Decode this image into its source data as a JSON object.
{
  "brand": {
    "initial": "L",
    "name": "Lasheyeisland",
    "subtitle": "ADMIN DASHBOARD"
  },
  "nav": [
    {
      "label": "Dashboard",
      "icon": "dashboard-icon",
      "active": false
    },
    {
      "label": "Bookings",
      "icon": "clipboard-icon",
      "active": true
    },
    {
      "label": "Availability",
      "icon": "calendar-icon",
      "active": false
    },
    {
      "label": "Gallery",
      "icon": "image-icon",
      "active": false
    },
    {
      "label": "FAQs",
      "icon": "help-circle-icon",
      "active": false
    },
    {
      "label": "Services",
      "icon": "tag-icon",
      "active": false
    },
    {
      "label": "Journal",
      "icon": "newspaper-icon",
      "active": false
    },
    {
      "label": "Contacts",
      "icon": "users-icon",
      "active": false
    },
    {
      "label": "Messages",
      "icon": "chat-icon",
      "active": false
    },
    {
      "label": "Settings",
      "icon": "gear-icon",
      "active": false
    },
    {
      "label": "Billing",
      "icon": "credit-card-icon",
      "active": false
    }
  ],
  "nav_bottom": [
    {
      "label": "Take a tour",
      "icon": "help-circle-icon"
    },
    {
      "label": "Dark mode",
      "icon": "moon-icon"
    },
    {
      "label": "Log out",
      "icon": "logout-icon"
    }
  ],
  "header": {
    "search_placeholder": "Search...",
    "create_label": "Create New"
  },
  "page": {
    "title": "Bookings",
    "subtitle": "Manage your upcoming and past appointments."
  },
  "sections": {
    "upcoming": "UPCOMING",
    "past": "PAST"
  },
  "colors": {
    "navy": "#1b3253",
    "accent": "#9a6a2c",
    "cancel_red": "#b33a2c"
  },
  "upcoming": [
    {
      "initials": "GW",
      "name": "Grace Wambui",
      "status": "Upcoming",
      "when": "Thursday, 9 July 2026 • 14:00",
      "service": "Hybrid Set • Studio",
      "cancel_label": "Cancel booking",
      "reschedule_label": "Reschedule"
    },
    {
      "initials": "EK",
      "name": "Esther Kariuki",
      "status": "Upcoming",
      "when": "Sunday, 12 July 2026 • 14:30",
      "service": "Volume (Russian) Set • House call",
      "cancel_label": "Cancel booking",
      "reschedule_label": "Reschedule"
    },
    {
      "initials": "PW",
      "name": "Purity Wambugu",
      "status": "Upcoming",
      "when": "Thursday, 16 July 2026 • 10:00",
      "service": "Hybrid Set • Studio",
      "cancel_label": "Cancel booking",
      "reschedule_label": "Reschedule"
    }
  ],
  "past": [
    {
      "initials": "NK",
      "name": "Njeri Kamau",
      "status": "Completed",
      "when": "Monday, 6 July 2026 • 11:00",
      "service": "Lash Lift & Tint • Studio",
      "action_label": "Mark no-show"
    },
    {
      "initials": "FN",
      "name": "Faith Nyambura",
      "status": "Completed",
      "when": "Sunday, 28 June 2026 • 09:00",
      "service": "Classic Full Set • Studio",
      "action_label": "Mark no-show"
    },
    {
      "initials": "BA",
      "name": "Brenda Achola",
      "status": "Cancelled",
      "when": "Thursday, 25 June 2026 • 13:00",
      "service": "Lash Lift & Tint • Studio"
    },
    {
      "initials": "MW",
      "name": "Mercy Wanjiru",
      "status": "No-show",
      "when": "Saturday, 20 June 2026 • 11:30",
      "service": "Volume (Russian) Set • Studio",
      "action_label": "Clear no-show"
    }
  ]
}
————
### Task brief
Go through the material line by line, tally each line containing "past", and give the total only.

### Your solution
3